The UAE’s Telecommunications Regulatory Authority (TRA) confirmed on Saturday that no cases of the global cyberattack have been reported in the country.
A massive cyberattack hit almost 100 countries on Saturday, infecting computers with a malware that demanded ransom payments. Hospitals, schools, companies and governments were affected. Those affected have paid about $30,000 in ransom so far, with the total expected to rise substantially next week, Bloomberg quoted Tom Robinson, chief operating officer and co-founder of Elliptic Enterprises Ltd as saying.
No one has claimed responsibility for the attack as yet.
“So far, we have not received any e-government service cases that are affected by the virus,” official news agency WAM quoted the TRA as saying.
“WannaCry is a malicious programme that affects smartphones and computers by encrypting and locking their data so that it cannot be accessed until payment is made.”
— BBC Breaking News (@BBCBreaking) May 12, 2017
Security company Avast claimed that some 100,000 computers in 99 countries had been infected by the malware with Russia, Ukraine and Taiwan the top targets.
The malware was reportedly using a technique “stolen from the US National Security Agency”, according to reports.
Kaspersky Labs said in a statement that it was “trying to determine whether it is possible to decrypt data locked in the attack – with the aim of developing a decryption tool as soon as possible.”
The Computer Emergency Response Team at the UAE’s TRA called on system administrators to “increase the degree of readiness, continuously monitor systems, and inform the authority in case their devices get exposed to the virus”.
The TRA also called on users to avoid opening any links and downloading any files that they may receive from unknown sources.
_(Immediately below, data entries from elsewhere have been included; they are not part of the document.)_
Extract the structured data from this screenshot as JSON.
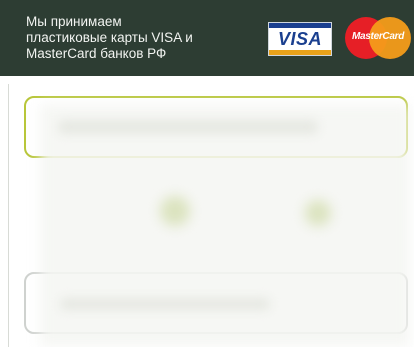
{
  "header": {
    "lines": [
      "Мы принимаем",
      "пластиковые карты VISA и",
      "MasterCard банков РФ"
    ],
    "background": "#2d3d33"
  },
  "logos": {
    "visa_label": "VISA",
    "mastercard_label": "MasterCard"
  },
  "form": {
    "accent_border": "#b8c63a"
  }
}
According to the 2017 Symantec Internet Security Threat Report, the UAE is the second most targeted country in the Middle East and Africa for ransomware (following Saudi Arabia), and the 26th most targeted country globally.
The report found that found that 30 per cent of UAE ransomware victims are willing to pay a ransom, compared to 34 per cent globally.
Globally, ransomware continued to escalate as a “lucrative business for criminals”, the report claimed.
Symantec identified over 100 new malware families released into the wild, more than triple the amount seen previously, and a 36 per cent increase in ransomware attacks worldwide.
In 2016, the global average ransom spiked 266 per cent with criminals demanding an average of $1,077 per victim up from $294 as reported for the previous year.
“Unfortunately the ransomware ‘business model’ is very profitable for cyber criminals and we’ve seen multiple reports of organisations paying out in the past,” said Rick Holland, vice president of Strategy at security firm Digital Shadows.
“Keeping up-to-date with ransomware is not easy, there are many variants. Many do get shut down and their encryption cracked, only for another version to spring up – therefore it’s a constant game of constant cat and mouse. We can only hope that adequate back up measures have been put in place so that vital data can be restored and systems cleaned. Most ransomware locks data rather than steals it – if that is the case here then the threat can be somewhat contained.”